- _YOUR OBJECTIVE_: Give the listing again in full, exactly as it appears.

------------------------------------------------------------

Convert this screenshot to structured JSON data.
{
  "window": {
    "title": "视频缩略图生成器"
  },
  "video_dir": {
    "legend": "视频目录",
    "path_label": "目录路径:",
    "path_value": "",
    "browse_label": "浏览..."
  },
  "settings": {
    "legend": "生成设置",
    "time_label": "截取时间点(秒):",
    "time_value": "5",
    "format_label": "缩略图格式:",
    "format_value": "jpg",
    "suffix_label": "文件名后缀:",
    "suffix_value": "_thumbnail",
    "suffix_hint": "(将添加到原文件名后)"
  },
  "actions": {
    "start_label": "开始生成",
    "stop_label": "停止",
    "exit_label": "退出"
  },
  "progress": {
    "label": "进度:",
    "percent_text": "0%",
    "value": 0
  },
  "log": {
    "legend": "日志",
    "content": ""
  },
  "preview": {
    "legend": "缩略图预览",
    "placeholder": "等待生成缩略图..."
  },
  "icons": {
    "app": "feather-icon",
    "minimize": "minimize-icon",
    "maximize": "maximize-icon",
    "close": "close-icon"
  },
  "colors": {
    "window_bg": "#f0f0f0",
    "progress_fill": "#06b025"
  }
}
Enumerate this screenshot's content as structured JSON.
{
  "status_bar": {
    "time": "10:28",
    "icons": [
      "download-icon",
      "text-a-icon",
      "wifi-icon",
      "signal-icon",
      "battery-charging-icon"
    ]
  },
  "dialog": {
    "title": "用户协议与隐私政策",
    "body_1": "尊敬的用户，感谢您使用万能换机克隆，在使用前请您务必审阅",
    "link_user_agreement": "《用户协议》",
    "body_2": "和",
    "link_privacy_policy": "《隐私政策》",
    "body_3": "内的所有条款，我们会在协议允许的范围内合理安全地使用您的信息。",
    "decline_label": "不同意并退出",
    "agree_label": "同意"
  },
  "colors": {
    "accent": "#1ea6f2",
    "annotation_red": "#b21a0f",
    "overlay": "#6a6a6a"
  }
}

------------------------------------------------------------

- _SOLUTION FOR THIS PROBLEM_:
Convert this screenshot to structured JSON data.
{
  "window": {
    "title": "视频缩略图生成器"
  },
  "video_dir": {
    "legend": "视频目录",
    "path_label": "目录路径:",
    "path_value": "",
    "browse_label": "浏览..."
  },
  "settings": {
    "legend": "生成设置",
    "time_label": "截取时间点(秒):",
    "time_value": "5",
    "format_label": "缩略图格式:",
    "format_value": "jpg",
    "suffix_label": "文件名后缀:",
    "suffix_value": "_thumbnail",
    "suffix_hint": "(将添加到原文件名后)"
  },
  "actions": {
    "start_label": "开始生成",
    "stop_label": "停止",
    "exit_label": "退出"
  },
  "progress": {
    "label": "进度:",
    "percent_text": "0%",
    "value": 0
  },
  "log": {
    "legend": "日志",
    "content": ""
  },
  "preview": {
    "legend": "缩略图预览",
    "placeholder": "等待生成缩略图..."
  },
  "icons": {
    "app": "feather-icon",
    "minimize": "minimize-icon",
    "maximize": "maximize-icon",
    "close": "close-icon"
  },
  "colors": {
    "window_bg": "#f0f0f0",
    "progress_fill": "#06b025"
  }
}
Enumerate this screenshot's content as structured JSON.
{
  "status_bar": {
    "time": "10:28",
    "icons": [
      "download-icon",
      "text-a-icon",
      "wifi-icon",
      "signal-icon",
      "battery-charging-icon"
    ]
  },
  "dialog": {
    "title": "用户协议与隐私政策",
    "body_1": "尊敬的用户，感谢您使用万能换机克隆，在使用前请您务必审阅",
    "link_user_agreement": "《用户协议》",
    "body_2": "和",
    "link_privacy_policy": "《隐私政策》",
    "body_3": "内的所有条款，我们会在协议允许的范围内合理安全地使用您的信息。",
    "decline_label": "不同意并退出",
    "agree_label": "同意"
  },
  "colors": {
    "accent": "#1ea6f2",
    "annotation_red": "#b21a0f",
    "overlay": "#6a6a6a"
  }
}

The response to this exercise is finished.